For more information about the film check out director Chip Duncan’s blog HERE.

Hernando Garzon, M.D.
Emergency Physician, Kaiser Permanente
Medical Director, Sacremento County EMS Agency


During my college years at UW-Madison, I walked to class each day past a medical school building where a very strange thing was happening – human bodies were being dissected. What, I wondered, was that all about?

Breaking Ground on a Med School Documentary

Nearly forty years later, I have an answer, and it’s much more complex than I could have imagined. I’ve enjoyed a long career as a documentary filmmaker, but no film I’ve ever directed is as soulful or emotionally powerful as The First Patient. After years of development and research, the Mayo Clinic School of Medicine allowed the Duncan Entertainment Group the opportunity to follow first year medical students through the “Gross Anatomy” class. During seven weeks of filming this medical documentary at the Rochester, Minnesota campus, we followed a diverse and brilliant group of young people on a scientific, emotional and soulful journey of discovery. We knew we’d be breaking new ground as filmmakers, but the outcome is far more entertaining, educational, and thought provoking than we could have imagined at the start of class. That’s due, I believe, to the insights of the students that comprise the final narrative of the film. Their brilliance and diversity of thought is what makes The First Patient a “fantastic voyage” (yes, that’s a throwback to the feature film from 1966).

Documenting a Rite of Passage

Most doctors, dentists, and physical therapists will tell you that their first patient was a cadaver. Many will tell you that the first time they ever saw a dead body was the day they opened the door to the anatomy lab. Most consider their class in gross anatomy a rite of passage – it’s the one class that makes or breaks students on their quest to succeed in patient care.

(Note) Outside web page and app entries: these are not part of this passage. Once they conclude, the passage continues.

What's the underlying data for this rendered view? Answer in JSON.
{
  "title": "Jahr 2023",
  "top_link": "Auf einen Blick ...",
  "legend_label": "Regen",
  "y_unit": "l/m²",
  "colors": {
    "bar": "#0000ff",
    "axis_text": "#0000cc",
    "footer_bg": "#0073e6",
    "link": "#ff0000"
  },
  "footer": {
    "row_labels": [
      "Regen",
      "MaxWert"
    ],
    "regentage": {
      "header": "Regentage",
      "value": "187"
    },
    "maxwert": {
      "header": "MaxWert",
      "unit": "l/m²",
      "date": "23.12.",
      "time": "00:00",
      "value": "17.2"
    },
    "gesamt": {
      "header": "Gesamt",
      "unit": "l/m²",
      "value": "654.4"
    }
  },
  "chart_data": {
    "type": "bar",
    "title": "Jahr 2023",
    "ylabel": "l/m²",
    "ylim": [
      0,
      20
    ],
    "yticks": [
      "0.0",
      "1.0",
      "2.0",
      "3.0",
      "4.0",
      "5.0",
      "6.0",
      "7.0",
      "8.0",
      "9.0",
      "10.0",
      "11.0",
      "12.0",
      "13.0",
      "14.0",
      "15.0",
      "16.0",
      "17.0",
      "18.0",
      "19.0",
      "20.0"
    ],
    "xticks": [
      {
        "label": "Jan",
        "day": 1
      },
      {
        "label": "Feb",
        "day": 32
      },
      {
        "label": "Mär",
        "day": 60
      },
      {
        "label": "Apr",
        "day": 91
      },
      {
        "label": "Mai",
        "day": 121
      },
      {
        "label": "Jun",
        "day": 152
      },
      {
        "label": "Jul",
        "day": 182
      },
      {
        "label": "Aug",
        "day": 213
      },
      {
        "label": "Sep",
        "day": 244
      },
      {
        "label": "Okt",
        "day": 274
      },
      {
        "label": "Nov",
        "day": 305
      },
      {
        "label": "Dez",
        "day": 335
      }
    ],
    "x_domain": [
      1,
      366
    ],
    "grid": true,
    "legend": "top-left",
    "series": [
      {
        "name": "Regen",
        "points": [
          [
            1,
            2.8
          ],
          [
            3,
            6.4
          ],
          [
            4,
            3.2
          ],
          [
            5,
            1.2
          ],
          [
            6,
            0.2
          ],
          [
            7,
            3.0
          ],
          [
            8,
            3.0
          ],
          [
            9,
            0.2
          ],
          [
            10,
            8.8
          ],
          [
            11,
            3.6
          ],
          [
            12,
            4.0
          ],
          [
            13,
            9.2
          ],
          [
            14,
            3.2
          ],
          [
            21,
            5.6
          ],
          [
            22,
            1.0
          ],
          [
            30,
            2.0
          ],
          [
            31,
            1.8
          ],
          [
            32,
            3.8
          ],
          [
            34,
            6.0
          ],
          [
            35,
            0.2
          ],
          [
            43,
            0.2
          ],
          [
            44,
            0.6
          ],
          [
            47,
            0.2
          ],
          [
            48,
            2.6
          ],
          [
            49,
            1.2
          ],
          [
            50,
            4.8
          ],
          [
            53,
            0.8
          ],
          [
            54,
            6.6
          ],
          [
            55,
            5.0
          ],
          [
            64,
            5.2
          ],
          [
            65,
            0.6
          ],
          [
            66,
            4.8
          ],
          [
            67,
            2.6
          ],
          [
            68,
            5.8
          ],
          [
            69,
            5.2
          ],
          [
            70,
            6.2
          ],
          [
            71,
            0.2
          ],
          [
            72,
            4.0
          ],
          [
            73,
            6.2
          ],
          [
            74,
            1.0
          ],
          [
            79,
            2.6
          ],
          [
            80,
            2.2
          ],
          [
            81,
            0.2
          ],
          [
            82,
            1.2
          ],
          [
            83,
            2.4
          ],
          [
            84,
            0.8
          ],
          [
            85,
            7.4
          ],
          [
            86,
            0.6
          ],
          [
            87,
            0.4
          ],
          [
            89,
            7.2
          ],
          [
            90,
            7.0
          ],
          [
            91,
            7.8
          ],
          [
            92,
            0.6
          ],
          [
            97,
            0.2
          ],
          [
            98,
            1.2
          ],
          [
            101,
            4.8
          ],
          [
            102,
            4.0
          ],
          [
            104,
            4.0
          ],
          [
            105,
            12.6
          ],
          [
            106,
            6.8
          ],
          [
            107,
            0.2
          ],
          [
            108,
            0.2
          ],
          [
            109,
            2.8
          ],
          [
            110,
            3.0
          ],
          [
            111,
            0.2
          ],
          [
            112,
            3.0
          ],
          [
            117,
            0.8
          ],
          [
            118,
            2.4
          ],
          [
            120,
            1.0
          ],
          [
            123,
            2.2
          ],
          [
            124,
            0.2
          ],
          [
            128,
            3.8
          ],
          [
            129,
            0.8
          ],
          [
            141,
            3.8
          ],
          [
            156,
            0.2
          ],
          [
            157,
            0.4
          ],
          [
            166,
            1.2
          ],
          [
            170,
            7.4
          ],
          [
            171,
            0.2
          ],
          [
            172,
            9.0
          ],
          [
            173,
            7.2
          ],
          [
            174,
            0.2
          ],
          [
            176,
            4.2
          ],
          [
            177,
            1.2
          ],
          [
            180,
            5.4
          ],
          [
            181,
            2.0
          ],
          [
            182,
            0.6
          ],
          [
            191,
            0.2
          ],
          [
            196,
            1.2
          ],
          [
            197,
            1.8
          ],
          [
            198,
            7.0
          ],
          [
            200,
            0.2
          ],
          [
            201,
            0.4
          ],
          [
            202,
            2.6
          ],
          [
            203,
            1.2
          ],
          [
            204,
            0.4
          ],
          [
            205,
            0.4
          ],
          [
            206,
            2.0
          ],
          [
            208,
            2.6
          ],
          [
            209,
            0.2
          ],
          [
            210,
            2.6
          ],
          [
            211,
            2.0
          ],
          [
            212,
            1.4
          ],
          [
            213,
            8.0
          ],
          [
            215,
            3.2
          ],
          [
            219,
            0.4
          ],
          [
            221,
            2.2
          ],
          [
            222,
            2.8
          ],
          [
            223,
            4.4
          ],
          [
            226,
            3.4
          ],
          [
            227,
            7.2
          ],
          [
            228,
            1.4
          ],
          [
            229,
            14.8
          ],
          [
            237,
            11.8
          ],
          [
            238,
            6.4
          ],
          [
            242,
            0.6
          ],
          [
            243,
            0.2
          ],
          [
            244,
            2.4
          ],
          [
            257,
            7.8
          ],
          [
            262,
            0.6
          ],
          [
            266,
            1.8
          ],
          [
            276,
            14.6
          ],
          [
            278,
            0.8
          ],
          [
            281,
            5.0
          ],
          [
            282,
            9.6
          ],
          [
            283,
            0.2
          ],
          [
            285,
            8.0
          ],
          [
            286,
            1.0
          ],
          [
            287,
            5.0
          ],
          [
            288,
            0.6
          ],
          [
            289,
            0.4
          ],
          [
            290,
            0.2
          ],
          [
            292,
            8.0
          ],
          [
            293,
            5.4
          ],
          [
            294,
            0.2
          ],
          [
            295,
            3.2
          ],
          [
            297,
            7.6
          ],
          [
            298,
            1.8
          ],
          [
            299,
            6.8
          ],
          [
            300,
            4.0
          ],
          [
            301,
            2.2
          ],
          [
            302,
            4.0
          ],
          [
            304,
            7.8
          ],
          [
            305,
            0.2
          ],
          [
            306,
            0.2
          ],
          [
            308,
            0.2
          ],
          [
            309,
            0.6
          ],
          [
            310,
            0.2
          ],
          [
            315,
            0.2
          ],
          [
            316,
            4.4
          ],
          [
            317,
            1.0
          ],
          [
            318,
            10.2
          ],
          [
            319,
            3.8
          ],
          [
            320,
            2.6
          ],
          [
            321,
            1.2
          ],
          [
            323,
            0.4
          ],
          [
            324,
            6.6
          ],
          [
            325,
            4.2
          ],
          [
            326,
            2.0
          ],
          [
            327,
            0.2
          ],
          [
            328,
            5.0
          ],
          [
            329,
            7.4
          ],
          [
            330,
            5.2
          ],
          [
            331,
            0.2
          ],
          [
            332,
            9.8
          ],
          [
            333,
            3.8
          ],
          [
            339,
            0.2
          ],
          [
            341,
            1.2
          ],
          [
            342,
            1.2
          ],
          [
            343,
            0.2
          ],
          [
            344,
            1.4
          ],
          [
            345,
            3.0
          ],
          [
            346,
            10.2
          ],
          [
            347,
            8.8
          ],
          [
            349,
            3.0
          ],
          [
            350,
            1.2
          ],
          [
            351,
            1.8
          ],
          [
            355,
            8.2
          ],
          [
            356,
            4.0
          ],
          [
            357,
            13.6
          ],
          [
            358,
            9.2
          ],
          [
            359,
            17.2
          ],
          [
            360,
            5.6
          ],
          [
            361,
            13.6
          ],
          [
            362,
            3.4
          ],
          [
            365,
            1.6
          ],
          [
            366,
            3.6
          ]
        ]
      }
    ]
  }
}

Part of the complexity of the dissection experience is based on the language of science and the rote memorization process involved in determining the location and function of individual organs, muscles, and nerves. But much of that can be learned from a book or 3D printed model. What makes the class worth taking and the film worth watching is that it’s experiential. The film chronicles the journey of the students, as they make a discovery, the audience makes a discovery. It’s a journey that can only be learned from a hands-on lab experience that challenges students to confront mortality, to overcome fear, to consider the moral and ethical questions associated with patient care, and to learn the true meaning of “teamwork.”

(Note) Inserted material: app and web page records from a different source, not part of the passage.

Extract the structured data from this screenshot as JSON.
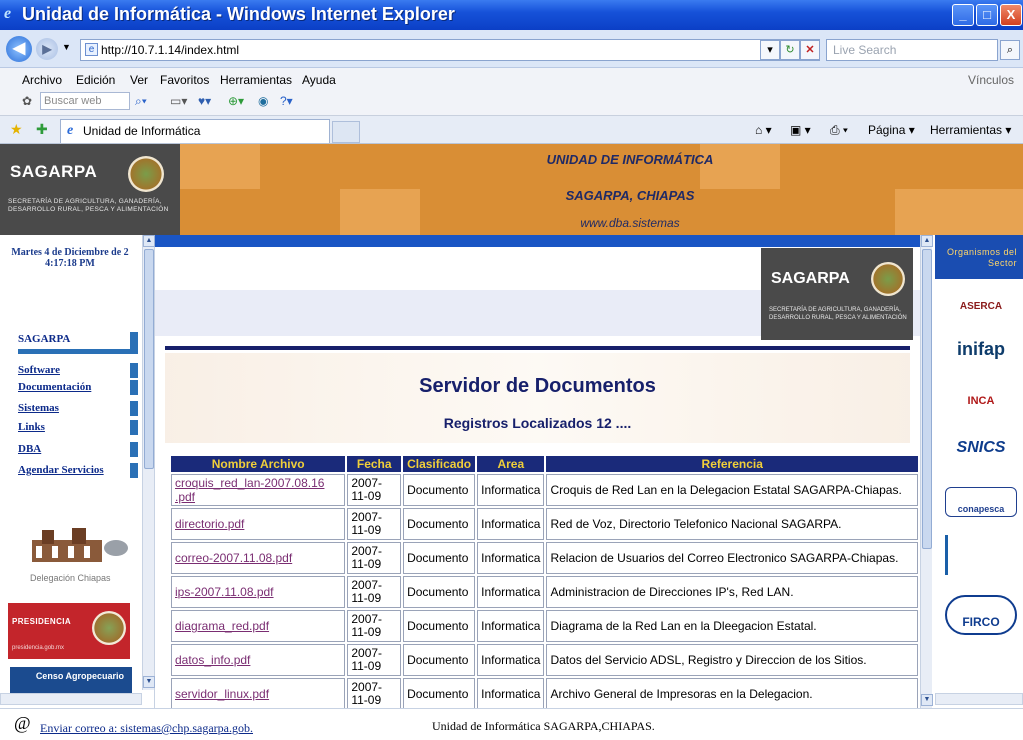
{
  "window": {
    "title": "Unidad de Informática - Windows Internet Explorer",
    "minimize": "_",
    "maximize": "□",
    "close": "X"
  },
  "address": {
    "url": "http://10.7.1.14/index.html",
    "search_placeholder": "Live Search"
  },
  "menu": [
    "Archivo",
    "Edición",
    "Ver",
    "Favoritos",
    "Herramientas",
    "Ayuda"
  ],
  "links_label": "Vínculos",
  "toolbar2": {
    "search_placeholder": "Buscar web"
  },
  "tab": {
    "label": "Unidad de Informática"
  },
  "tools": {
    "page": "Página ▾",
    "tools": "Herramientas ▾"
  },
  "header": {
    "line1": "UNIDAD DE INFORMÁTICA",
    "line2": "SAGARPA, CHIAPAS",
    "line3": "www.dba.sistemas",
    "logo_name": "SAGARPA",
    "logo_sub": "SECRETARÍA DE AGRICULTURA, GANADERÍA, DESARROLLO RURAL, PESCA Y ALIMENTACIÓN"
  },
  "sidebar": {
    "date_line1": "Martes 4 de Diciembre de 2",
    "date_line2": "4:17:18 PM",
    "items": [
      {
        "label": "SAGARPA"
      },
      {
        "label": "Software"
      },
      {
        "label": "Documentación"
      },
      {
        "label": "Sistemas"
      },
      {
        "label": "Links"
      },
      {
        "label": "DBA"
      },
      {
        "label": "Agendar Servicios"
      }
    ],
    "delegacion_caption": "Delegación Chiapas",
    "presidencia": "PRESIDENCIA",
    "presidencia_url": "presidencia.gob.mx",
    "censo": "Censo Agropecuario"
  },
  "main": {
    "title": "Servidor de Documentos",
    "records": "Registros Localizados 12 ....",
    "logo_name": "SAGARPA",
    "logo_sub": "SECRETARÍA DE AGRICULTURA, GANADERÍA, DESARROLLO RURAL, PESCA Y ALIMENTACIÓN",
    "columns": [
      "Nombre Archivo",
      "Fecha",
      "Clasificado",
      "Area",
      "Referencia"
    ],
    "rows": [
      {
        "file": "croquis_red_lan-2007.08.16 .pdf",
        "date": "2007-11-09",
        "class": "Documento",
        "area": "Informatica",
        "ref": "Croquis de Red Lan en la Delegacion Estatal SAGARPA-Chiapas."
      },
      {
        "file": "directorio.pdf",
        "date": "2007-11-09",
        "class": "Documento",
        "area": "Informatica",
        "ref": "Red de Voz, Directorio Telefonico Nacional SAGARPA."
      },
      {
        "file": "correo-2007.11.08.pdf",
        "date": "2007-11-09",
        "class": "Documento",
        "area": "Informatica",
        "ref": "Relacion de Usuarios del Correo Electronico SAGARPA-Chiapas."
      },
      {
        "file": "ips-2007.11.08.pdf",
        "date": "2007-11-09",
        "class": "Documento",
        "area": "Informatica",
        "ref": "Administracion de Direcciones IP's, Red LAN."
      },
      {
        "file": "diagrama_red.pdf",
        "date": "2007-11-09",
        "class": "Documento",
        "area": "Informatica",
        "ref": "Diagrama de la Red Lan en la Dleegacion Estatal."
      },
      {
        "file": "datos_info.pdf",
        "date": "2007-11-09",
        "class": "Documento",
        "area": "Informatica",
        "ref": "Datos del Servicio ADSL, Registro y Direccion de los Sitios."
      },
      {
        "file": "servidor_linux.pdf",
        "date": "2007-11-09",
        "class": "Documento",
        "area": "Informatica",
        "ref": "Archivo General de Impresoras en la Delegacion."
      }
    ]
  },
  "rightside": {
    "title": "Organismos del Sector",
    "orgs": [
      "ASERCA",
      "inifap",
      "INCA",
      "SNICS",
      "conapesca",
      "FIRCO"
    ]
  },
  "status": {
    "mail_link": "Enviar correo a: sistemas@chp.sagarpa.gob.",
    "footer": "Unidad de Informática SAGARPA,CHIAPAS."
  }
}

In the Lab

The lab portion of the medical school class we documented took place on the 9th floor of a non-descript office building. Of the fifty-two students in the class, twenty-two agreed to participate in our interview process, and sixteen made the final cut of the film. Of the approximately 250 bodies donated annually to Mayo Clinic for medical and educational use, 13 bodies were used in the gross anatomy class. Three professors and six teaching assistants participated on a daily basis with numerous medical specialists adding their insights for a day or two throughout the seven weeks.

The First Patient

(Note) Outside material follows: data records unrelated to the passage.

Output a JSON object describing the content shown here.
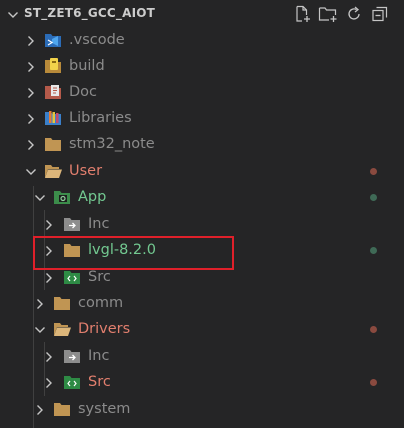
{
  "explorer": {
    "section_title": "ST_ZET6_GCC_AIOT",
    "actions": [
      "new-file-icon",
      "new-folder-icon",
      "refresh-icon",
      "collapse-all-icon"
    ]
  },
  "colors": {
    "background": "#252526",
    "text_default": "#cccccc",
    "text_dimmed": "#8b8b8b",
    "text_modified": "#e27f6e",
    "text_added": "#73c991",
    "dot_modified": "#8a4a3f",
    "dot_untracked": "#3f6a56",
    "highlight_border": "#e0202a"
  },
  "tree": [
    {
      "label": ".vscode",
      "icon": "vscode-folder-icon",
      "expanded": false,
      "status": "dimmed"
    },
    {
      "label": "build",
      "icon": "build-folder-icon",
      "expanded": false,
      "status": "dimmed"
    },
    {
      "label": "Doc",
      "icon": "doc-folder-icon",
      "expanded": false,
      "status": "dimmed"
    },
    {
      "label": "Libraries",
      "icon": "libraries-folder-icon",
      "expanded": false,
      "status": "dimmed"
    },
    {
      "label": "stm32_note",
      "icon": "folder-icon",
      "expanded": false,
      "status": "dimmed"
    },
    {
      "label": "User",
      "icon": "folder-open-icon",
      "expanded": true,
      "status": "modified"
    },
    {
      "label": "App",
      "icon": "app-folder-icon",
      "expanded": true,
      "status": "added"
    },
    {
      "label": "Inc",
      "icon": "include-folder-icon",
      "expanded": false,
      "status": "dimmed"
    },
    {
      "label": "lvgl-8.2.0",
      "icon": "folder-icon",
      "expanded": false,
      "status": "added"
    },
    {
      "label": "Src",
      "icon": "source-folder-icon",
      "expanded": false,
      "status": "dimmed"
    },
    {
      "label": "comm",
      "icon": "folder-icon",
      "expanded": false,
      "status": "dimmed"
    },
    {
      "label": "Drivers",
      "icon": "folder-open-icon",
      "expanded": true,
      "status": "modified"
    },
    {
      "label": "Inc",
      "icon": "include-folder-icon",
      "expanded": false,
      "status": "dimmed"
    },
    {
      "label": "Src",
      "icon": "source-folder-icon",
      "expanded": false,
      "status": "modified"
    },
    {
      "label": "system",
      "icon": "folder-icon",
      "expanded": false,
      "status": "dimmed"
    }
  ]
}
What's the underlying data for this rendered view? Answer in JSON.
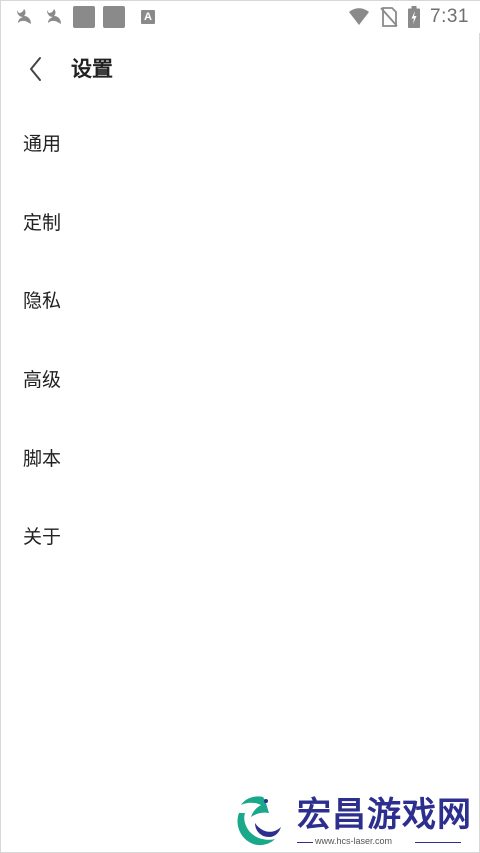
{
  "status_bar": {
    "time": "7:31",
    "left_icons": [
      "uc-browser-icon",
      "uc-browser-icon",
      "notification-square-icon",
      "notification-square-icon",
      "a-keyboard-icon"
    ],
    "right_icons": [
      "wifi-icon",
      "no-sim-icon",
      "battery-charging-icon"
    ],
    "a_badge": "A"
  },
  "app_bar": {
    "title": "设置",
    "back_icon": "chevron-left-icon"
  },
  "settings": {
    "items": [
      {
        "label": "通用"
      },
      {
        "label": "定制"
      },
      {
        "label": "隐私"
      },
      {
        "label": "高级"
      },
      {
        "label": "脚本"
      },
      {
        "label": "关于"
      }
    ]
  },
  "watermark": {
    "brand": "宏昌游戏网",
    "url": "www.hcs-laser.com"
  },
  "colors": {
    "background": "#ffffff",
    "text": "#222222",
    "status_icons": "#8a8a8a",
    "watermark_text": "#2c2f8e",
    "watermark_logo": "#1aa88a"
  }
}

The First Patient is pure documentation in a classic journalistic style. It’s not historical, there’s no retrospective. Instead, it’s like newsgathering – it’s real life happening on camera with as little impact from the filmmakers as possible. Our crew showed up when the students showed up. We never moved a body, we never interrupted a student, TA or professor, and we never had a “do over” moment. What happened on screen is what happened in class – and the humor, compassion, pain and joy of discovery articulate the students’ journey. As the class began, we knew we’d witness a progression from fear to confidence. We imagined that we’d see the students learn what it means to become a doctor. What we didn’t expect is what happens in act three of the film as students answer the most important question of all: What are we? Their journey becomes our journey; their answers become our answers. It’s for that reason that we invite audiences to embrace their courage and overcome any judgments or objections they may have to watching the film. It’s my belief that you will not be disappointed.

For more information about The First Patient please Contact Us.